Bettina Arnold obtained her BA degree in archaeology from Yale University and her MA and PhD degrees in anthropology from Harvard University. She is a professor of anthropology at the University of Wisconsin-Milwaukee, where she served as the co-director of the Center for Celtic Studies from 2000-2009 and coordinator of the Museum Studies Graduate Program from 1996-2012. She is the editor of the online peer-reviewed journal e-Keltoi. Her area of expertise is the pre-Roman European Iron Age, but in the course of her career, she has participated in archaeological projects ranging from the Middle Bronze Age through the early medieval period in western Europe.
Since 1999 she has co-directed a research project in southwest Germany focused on the burial record of the early Iron Age Heuneburg hillfort and its environs; two burial mounds associated with this site were excavated by the Landscape of Ancestors project between 1999 and 2002. Finds from those excavations were featured in “Die Welt der Kelten: Zentren der Macht – Kostbarkeiten der Kunst,” a major exhibition in Stuttgart in 2012-2013. Her research has focused on the archaeological interpretation and analysis of complex societies, particularly as reflected in mortuary contexts; material culture as a symbolic system and a means of communicating social relationships; the archaeological interpretation of prehistoric gender configurations in burial contexts; and the socio-political history of archaeology and museum collecting, especially their involvement in identity construction in 19th and 20th century nationalist and ethnic movements in Europe and the United States.
Recent publications include: “Keltischer Trank aus Brew City, USA” with Joshua Driscoll. Archäologie in Deutschland 2017(2): 64-65; Hemorrhagic fever virus and human tissues in Iron Age mortuary vessels” with Conner Wiktorowicz, John E. Wiktorowicz, Matthew L. Murray & Alexander Kurosky.
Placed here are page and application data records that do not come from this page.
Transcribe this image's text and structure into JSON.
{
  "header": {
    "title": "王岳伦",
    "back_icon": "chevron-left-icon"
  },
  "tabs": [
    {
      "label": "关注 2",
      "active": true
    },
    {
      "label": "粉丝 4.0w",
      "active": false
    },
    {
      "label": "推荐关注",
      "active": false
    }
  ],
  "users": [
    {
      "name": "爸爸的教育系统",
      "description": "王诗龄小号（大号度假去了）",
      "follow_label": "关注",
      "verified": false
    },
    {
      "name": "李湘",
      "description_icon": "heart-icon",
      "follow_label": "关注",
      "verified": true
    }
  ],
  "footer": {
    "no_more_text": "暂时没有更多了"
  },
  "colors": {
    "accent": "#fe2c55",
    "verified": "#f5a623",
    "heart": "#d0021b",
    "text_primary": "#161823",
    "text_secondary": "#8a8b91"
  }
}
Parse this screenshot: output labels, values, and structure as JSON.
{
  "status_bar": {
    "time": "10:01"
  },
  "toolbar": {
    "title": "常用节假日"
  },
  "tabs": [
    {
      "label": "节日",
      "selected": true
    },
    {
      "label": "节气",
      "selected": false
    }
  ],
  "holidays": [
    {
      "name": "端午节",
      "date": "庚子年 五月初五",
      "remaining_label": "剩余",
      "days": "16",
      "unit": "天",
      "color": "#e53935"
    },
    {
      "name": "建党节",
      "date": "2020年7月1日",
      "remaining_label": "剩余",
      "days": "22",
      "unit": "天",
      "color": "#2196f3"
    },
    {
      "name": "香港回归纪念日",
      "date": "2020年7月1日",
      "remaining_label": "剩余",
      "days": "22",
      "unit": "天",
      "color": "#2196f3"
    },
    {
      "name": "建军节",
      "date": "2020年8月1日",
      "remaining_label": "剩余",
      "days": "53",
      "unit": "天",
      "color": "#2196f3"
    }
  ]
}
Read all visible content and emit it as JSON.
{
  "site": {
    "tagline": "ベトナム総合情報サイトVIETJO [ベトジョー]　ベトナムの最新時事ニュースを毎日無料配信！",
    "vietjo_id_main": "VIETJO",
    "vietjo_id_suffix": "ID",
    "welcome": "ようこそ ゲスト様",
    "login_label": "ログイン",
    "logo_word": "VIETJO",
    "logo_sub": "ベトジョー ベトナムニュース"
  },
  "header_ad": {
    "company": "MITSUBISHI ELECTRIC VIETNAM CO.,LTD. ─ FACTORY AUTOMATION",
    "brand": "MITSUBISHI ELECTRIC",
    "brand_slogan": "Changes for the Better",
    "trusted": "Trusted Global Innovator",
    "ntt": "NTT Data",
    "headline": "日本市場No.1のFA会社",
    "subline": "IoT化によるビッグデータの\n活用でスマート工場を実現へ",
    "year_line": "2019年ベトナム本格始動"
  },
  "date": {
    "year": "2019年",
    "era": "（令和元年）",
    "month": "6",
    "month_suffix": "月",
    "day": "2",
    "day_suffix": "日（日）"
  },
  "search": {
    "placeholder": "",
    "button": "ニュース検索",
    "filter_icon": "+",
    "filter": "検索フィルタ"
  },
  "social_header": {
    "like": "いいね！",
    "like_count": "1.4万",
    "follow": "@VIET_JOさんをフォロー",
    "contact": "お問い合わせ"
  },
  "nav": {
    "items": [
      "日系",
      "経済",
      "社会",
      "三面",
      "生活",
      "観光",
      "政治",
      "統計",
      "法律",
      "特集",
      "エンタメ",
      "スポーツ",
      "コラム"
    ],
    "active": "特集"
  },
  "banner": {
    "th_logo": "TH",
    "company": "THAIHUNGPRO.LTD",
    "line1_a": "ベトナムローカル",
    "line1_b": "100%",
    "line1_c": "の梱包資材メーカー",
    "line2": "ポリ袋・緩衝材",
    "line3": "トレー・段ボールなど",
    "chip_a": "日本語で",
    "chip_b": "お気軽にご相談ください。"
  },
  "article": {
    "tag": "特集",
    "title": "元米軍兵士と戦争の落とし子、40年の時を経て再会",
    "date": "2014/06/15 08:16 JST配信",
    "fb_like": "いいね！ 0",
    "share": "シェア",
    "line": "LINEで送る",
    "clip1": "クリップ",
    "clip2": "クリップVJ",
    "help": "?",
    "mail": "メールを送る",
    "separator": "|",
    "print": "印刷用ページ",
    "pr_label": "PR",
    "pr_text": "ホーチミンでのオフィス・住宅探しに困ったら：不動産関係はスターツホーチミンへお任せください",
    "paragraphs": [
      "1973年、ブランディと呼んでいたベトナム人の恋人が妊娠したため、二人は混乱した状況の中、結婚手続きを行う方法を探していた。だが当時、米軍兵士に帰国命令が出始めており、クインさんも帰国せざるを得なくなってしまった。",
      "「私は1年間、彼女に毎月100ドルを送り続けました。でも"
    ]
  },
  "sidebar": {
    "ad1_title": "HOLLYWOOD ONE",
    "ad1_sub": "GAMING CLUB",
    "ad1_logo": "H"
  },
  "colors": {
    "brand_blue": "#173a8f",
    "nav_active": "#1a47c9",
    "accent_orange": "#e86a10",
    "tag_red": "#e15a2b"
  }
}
Journal of Archaeological Science 78: 29-39 (2017), https://authors.elsevier.com/a/1U7UZ15SlTZQ7U; “The lake dwelling diaspora and natural history museums: identity, collecting and ethics,” in Francesco Menotti and Aidan O’Sullivan (eds), “The Oxford Handbook of Wetland Archaeology and Beyond,” pp. 865-881, Oxford: Oxford University Press; “The Vix Princess redux: a retrospective on European Iron Age gender and mortuary studies” in Lourdes Prados Torreira (ed.) La Arqueología funeraria desde una perspectiva de género, pp. 215-232 (2012), Madrid: UA Ediciones; Derek B. Counts and Bettina Arnold (eds) (2010) “The Master of Animals in Old World Iconography” (Budapest: Archaeolingua).